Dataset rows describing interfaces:

◇ ◇ ◇ ◇ ◇ ◇ ◇

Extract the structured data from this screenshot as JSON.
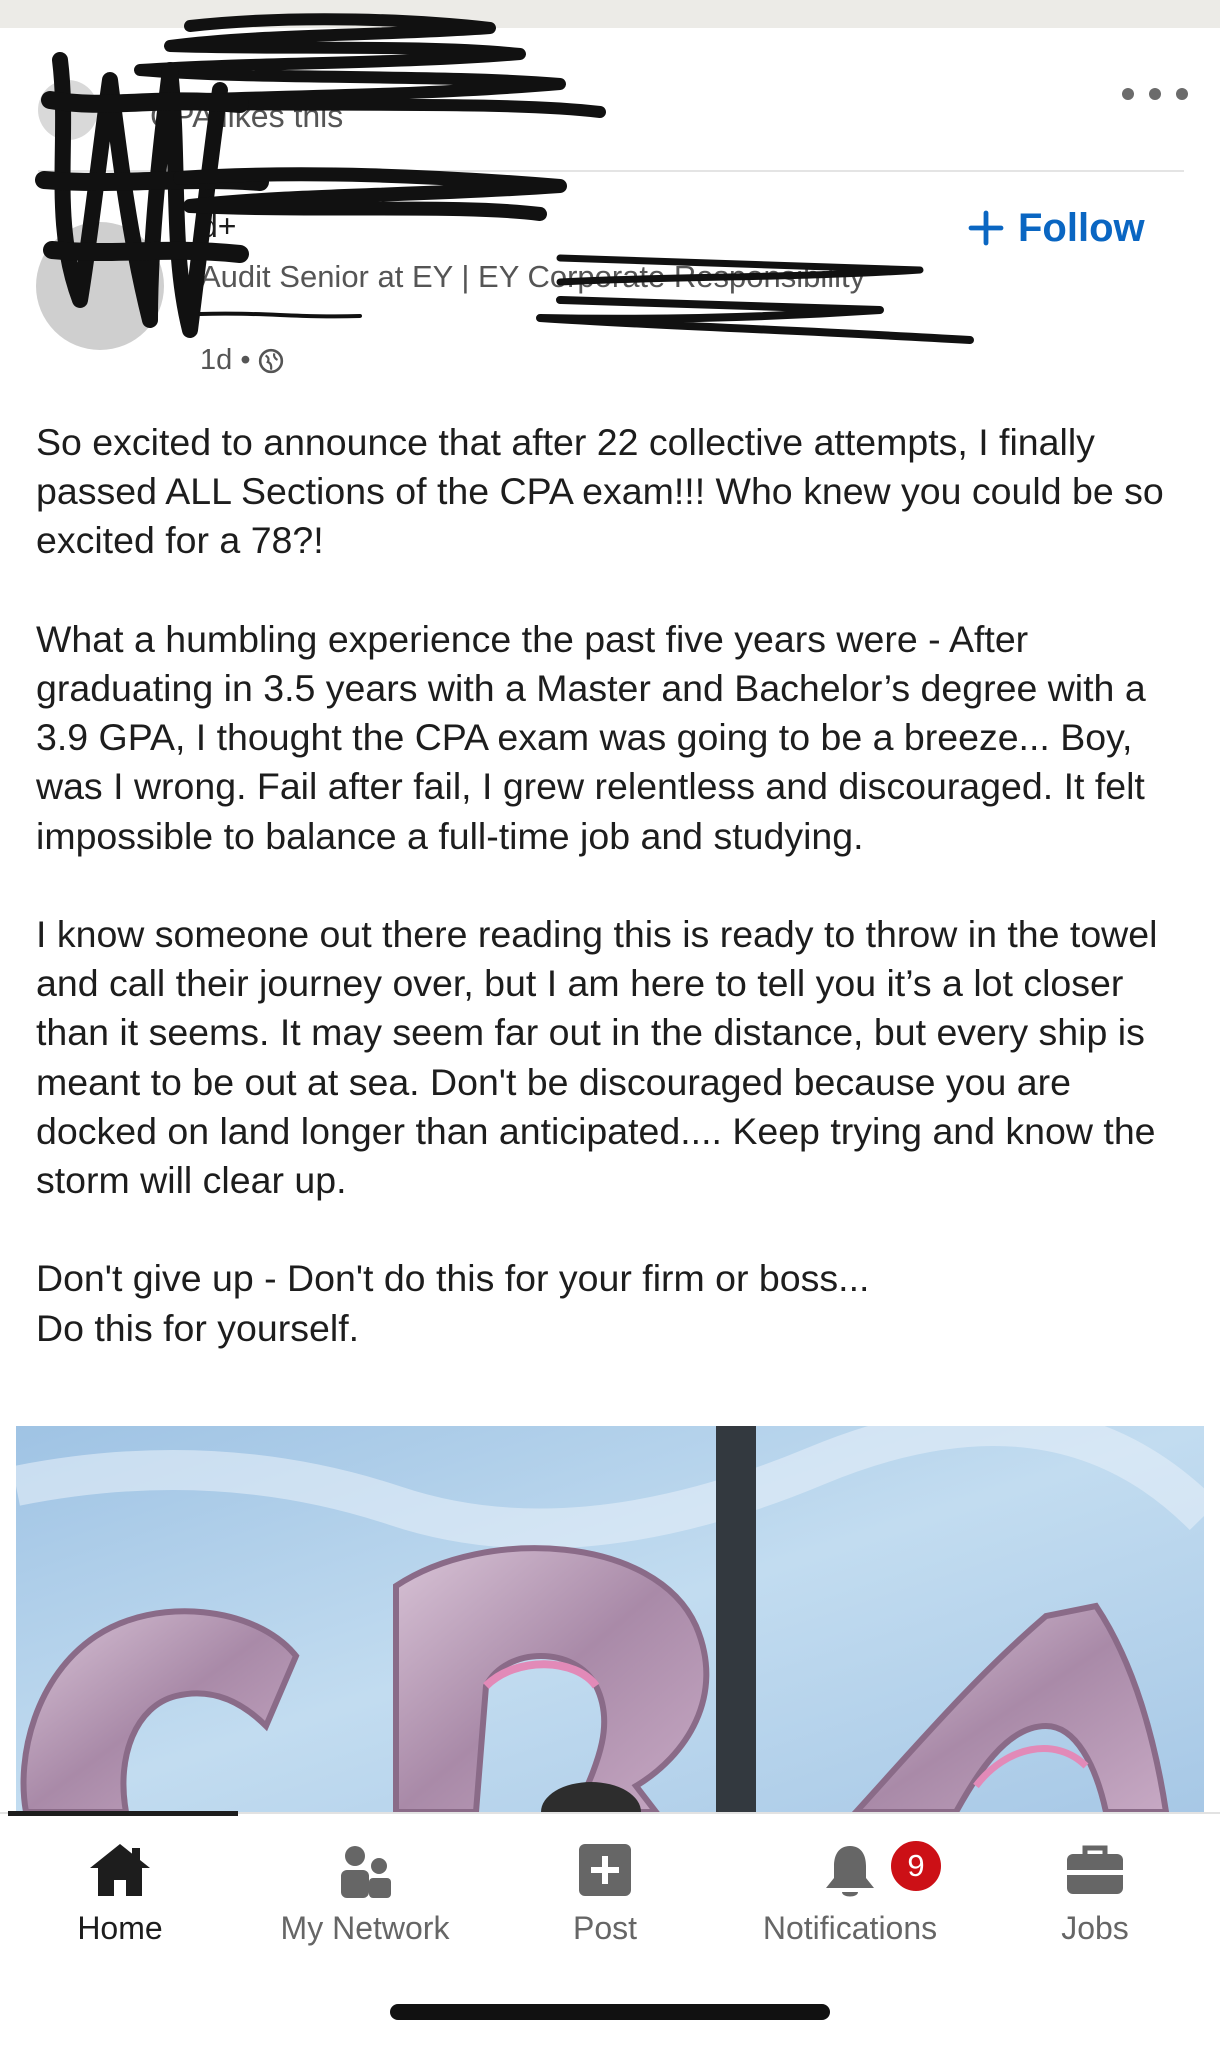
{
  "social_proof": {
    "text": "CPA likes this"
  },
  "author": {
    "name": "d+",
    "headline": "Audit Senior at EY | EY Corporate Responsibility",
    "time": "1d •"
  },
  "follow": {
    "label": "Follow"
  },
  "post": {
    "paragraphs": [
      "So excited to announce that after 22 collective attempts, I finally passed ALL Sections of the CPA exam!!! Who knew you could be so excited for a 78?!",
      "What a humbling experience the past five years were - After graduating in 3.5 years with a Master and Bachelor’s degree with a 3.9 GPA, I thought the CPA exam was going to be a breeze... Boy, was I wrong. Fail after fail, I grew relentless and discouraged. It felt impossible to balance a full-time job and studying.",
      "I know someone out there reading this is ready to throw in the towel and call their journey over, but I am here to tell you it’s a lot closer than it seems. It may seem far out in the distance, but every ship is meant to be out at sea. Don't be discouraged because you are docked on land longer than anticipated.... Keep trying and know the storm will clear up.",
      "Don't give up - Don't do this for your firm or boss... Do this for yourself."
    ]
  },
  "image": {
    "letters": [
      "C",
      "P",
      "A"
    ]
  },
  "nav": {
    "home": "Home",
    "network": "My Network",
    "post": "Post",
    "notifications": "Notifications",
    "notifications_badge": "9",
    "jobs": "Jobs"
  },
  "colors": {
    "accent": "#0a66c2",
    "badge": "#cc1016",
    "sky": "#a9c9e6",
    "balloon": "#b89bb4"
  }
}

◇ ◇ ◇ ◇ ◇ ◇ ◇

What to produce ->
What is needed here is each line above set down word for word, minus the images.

Exercise solution ->
Extract the structured data from this screenshot as JSON.
{
  "social_proof": {
    "text": "CPA likes this"
  },
  "author": {
    "name": "d+",
    "headline": "Audit Senior at EY | EY Corporate Responsibility",
    "time": "1d •"
  },
  "follow": {
    "label": "Follow"
  },
  "post": {
    "paragraphs": [
      "So excited to announce that after 22 collective attempts, I finally passed ALL Sections of the CPA exam!!! Who knew you could be so excited for a 78?!",
      "What a humbling experience the past five years were - After graduating in 3.5 years with a Master and Bachelor’s degree with a 3.9 GPA, I thought the CPA exam was going to be a breeze... Boy, was I wrong. Fail after fail, I grew relentless and discouraged. It felt impossible to balance a full-time job and studying.",
      "I know someone out there reading this is ready to throw in the towel and call their journey over, but I am here to tell you it’s a lot closer than it seems. It may seem far out in the distance, but every ship is meant to be out at sea. Don't be discouraged because you are docked on land longer than anticipated.... Keep trying and know the storm will clear up.",
      "Don't give up - Don't do this for your firm or boss... Do this for yourself."
    ]
  },
  "image": {
    "letters": [
      "C",
      "P",
      "A"
    ]
  },
  "nav": {
    "home": "Home",
    "network": "My Network",
    "post": "Post",
    "notifications": "Notifications",
    "notifications_badge": "9",
    "jobs": "Jobs"
  },
  "colors": {
    "accent": "#0a66c2",
    "badge": "#cc1016",
    "sky": "#a9c9e6",
    "balloon": "#b89bb4"
  }
}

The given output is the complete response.